Quote:
Originally posted by: ga14
How do you determine if a function is periodic or not without graphing it?
For example, cos^2(2pit) is periodic, as is sin^3(2t). But e^(2t)cos(2pit) is nonperiodic, as is the discrete signal x[n]=cos(2n).
Does this have to do with Fourier series somehow? Is there an easier way to determine it? Thanks for any help.

I just came up with a little something that you might find interesting. I thought about it while I was working on some math (before my quiz tomorrow).
In the case y = a sin b (where a and b are
functions of x, not just constants), the function y is periodic if the derivative of both of the functions is equal to zero and a constant, respectively. In your aforementioned example, the derivative of 2pit with respect to t would indeed be a constant (2pi), but, using the chain rule, the derivative of e^(2t) is 2e^(2t), which has obvious fluctuations, no matter how many times you take the derivative. (In fact, each time you take the derivative, you would be messing up your function by a factor of 2 each time.)

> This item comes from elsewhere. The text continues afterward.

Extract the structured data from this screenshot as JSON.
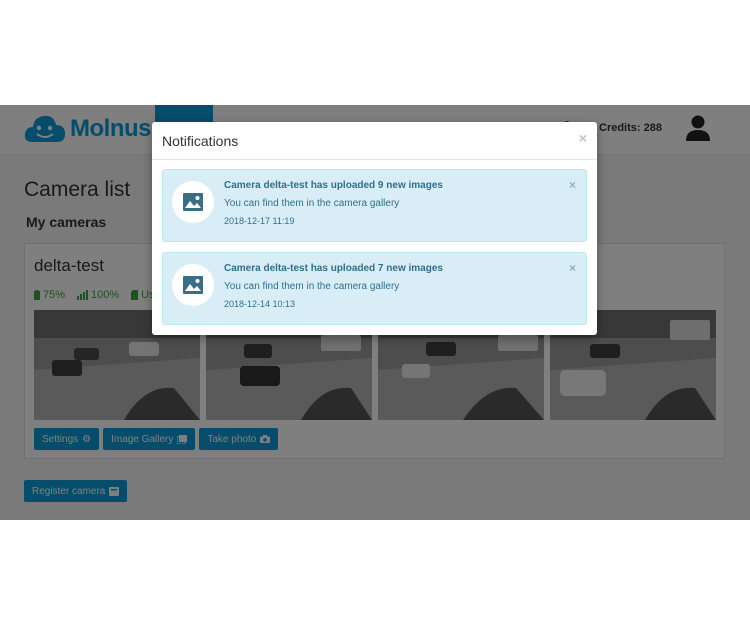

...so that's one way to tell if a trigonometric function is periodic, I suppose.